#### [What you will do]
If a line in the data below contains the word "savedInstanceState", copy it out.

** Record excerpts follows **

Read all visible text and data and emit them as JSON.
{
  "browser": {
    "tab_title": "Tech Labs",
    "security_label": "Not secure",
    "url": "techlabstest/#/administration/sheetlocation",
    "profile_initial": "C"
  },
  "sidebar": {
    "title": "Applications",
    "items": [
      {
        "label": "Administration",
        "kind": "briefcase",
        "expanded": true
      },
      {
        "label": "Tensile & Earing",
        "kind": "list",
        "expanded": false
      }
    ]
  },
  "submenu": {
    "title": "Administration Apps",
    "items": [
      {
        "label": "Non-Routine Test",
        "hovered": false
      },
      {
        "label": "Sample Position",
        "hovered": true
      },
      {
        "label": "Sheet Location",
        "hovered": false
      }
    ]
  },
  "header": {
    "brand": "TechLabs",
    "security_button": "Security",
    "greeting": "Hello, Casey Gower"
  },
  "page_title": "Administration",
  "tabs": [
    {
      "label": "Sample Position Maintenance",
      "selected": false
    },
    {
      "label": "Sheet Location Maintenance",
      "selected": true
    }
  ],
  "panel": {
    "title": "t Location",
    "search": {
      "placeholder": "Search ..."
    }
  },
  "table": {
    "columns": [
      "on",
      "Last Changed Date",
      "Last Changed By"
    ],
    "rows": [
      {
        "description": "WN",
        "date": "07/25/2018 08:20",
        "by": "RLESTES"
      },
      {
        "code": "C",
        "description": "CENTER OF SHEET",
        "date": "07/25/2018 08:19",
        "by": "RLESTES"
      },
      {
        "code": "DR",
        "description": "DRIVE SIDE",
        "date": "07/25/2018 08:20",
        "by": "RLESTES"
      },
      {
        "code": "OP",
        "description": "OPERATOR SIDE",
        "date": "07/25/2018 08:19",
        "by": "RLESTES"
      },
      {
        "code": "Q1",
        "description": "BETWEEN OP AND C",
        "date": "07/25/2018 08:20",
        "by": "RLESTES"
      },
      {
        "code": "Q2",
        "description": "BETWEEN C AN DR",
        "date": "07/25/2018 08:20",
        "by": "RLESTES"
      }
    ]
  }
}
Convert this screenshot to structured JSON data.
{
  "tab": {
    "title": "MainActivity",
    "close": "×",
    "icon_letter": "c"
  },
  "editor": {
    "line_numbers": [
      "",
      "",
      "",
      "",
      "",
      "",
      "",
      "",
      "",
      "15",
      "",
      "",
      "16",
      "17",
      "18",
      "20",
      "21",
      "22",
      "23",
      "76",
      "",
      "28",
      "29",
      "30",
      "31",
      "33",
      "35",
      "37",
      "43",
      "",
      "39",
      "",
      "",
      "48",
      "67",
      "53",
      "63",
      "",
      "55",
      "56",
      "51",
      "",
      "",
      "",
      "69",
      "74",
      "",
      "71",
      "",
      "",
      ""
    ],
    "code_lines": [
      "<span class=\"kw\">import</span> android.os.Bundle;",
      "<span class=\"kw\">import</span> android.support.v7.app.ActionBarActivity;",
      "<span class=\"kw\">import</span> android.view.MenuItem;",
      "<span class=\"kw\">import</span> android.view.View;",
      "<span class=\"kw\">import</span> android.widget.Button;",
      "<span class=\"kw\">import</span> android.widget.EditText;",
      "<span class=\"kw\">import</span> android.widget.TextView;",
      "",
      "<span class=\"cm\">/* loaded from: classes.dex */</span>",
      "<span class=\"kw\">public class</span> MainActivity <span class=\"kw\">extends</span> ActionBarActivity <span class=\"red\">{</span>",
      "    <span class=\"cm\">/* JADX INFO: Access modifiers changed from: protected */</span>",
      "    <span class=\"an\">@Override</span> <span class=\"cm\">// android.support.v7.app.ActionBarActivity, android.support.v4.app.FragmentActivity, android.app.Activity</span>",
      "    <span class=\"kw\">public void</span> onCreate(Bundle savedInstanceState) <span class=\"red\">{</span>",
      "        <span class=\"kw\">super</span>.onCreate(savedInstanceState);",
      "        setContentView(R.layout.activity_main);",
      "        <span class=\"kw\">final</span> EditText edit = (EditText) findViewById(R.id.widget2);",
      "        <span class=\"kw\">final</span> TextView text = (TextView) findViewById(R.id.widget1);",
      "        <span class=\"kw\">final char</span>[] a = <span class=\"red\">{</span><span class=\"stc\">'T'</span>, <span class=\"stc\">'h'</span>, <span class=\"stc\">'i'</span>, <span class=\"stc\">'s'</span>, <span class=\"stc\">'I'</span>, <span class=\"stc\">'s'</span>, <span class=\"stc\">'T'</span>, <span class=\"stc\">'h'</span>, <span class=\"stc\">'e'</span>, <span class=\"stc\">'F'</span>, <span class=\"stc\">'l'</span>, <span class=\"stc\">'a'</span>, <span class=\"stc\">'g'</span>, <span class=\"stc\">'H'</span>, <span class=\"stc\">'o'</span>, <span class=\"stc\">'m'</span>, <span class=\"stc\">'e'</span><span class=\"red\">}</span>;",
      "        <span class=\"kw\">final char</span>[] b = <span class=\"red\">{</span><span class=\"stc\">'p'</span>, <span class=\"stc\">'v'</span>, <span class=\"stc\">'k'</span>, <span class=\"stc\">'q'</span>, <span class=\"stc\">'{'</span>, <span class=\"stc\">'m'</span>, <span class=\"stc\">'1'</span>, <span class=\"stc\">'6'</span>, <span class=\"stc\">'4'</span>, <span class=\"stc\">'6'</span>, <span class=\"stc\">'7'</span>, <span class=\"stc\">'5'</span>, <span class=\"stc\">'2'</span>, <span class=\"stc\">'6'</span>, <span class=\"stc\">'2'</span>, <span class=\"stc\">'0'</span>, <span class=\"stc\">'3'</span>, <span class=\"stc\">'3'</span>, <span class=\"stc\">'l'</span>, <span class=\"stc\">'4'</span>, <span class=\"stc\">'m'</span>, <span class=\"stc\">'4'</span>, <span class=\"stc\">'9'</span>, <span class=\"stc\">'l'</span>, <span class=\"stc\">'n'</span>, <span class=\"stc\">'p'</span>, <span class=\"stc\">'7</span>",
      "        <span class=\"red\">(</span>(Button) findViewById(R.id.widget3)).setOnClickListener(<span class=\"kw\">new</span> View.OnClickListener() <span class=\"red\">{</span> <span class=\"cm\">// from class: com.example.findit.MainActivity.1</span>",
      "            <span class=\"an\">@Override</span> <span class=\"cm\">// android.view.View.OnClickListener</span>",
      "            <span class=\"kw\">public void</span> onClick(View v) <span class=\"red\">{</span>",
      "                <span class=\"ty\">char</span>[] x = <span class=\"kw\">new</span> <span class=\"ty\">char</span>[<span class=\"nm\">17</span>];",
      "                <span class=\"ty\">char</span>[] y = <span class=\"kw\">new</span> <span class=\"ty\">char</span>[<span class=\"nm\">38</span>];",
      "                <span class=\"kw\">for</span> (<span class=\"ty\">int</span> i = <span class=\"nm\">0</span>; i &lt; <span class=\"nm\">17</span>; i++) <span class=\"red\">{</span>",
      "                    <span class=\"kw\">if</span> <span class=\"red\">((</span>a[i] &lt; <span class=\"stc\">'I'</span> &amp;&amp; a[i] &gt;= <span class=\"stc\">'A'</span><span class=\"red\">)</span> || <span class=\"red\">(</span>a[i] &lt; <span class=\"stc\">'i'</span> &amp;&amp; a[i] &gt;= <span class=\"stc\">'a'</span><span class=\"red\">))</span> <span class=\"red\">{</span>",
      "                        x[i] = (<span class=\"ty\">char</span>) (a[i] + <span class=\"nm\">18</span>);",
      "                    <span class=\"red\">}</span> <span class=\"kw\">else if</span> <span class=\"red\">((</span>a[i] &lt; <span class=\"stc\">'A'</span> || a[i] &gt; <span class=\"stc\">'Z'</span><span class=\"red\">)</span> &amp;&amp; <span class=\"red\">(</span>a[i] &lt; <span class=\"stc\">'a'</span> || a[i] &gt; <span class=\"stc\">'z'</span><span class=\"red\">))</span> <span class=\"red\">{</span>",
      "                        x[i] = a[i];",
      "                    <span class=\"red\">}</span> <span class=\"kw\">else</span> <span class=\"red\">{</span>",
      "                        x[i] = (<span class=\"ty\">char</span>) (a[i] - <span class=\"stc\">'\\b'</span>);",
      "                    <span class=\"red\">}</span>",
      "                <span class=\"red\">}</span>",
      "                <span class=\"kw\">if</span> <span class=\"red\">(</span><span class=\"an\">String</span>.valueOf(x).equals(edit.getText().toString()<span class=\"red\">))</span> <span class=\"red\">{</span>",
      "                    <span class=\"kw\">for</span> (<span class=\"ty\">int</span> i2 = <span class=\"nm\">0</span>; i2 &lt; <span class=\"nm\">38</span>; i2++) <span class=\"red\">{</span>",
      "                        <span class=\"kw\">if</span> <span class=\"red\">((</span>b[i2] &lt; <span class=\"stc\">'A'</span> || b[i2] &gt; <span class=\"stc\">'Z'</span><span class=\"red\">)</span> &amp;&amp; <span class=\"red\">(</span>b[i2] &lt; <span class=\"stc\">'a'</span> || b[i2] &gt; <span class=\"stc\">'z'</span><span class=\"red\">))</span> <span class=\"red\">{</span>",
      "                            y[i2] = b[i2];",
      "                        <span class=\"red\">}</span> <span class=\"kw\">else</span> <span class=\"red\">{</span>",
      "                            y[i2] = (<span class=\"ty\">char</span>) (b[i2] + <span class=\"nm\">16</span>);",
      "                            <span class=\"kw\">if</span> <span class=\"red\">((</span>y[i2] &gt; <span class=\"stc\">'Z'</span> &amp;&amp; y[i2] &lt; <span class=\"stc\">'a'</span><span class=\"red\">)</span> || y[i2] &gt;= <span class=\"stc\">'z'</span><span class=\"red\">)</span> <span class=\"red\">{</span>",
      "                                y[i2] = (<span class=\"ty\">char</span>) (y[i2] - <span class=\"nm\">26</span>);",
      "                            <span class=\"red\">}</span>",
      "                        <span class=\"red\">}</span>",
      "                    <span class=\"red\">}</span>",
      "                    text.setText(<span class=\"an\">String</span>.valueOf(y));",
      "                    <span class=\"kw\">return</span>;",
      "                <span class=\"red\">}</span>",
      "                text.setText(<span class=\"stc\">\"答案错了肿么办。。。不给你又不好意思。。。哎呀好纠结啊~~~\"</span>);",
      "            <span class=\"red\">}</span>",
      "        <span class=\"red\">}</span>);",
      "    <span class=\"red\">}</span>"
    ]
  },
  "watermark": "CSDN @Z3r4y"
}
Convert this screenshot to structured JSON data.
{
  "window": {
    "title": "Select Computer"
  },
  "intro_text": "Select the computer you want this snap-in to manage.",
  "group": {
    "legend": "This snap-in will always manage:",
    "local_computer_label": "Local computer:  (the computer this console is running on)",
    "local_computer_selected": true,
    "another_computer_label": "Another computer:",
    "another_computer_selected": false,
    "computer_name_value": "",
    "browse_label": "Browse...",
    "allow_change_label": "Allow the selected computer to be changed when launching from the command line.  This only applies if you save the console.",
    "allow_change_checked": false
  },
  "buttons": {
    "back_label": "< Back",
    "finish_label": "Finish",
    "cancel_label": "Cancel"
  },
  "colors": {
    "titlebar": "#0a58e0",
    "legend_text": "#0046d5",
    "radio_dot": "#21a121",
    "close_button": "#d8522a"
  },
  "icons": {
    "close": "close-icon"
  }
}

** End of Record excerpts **

#### [The completed task]
      "    <span class=\"kw\">public void</span> onCreate(Bundle savedInstanceState) <span class=\"red\">{</span>",
      "        <span class=\"kw\">super</span>.onCreate(savedInstanceState);",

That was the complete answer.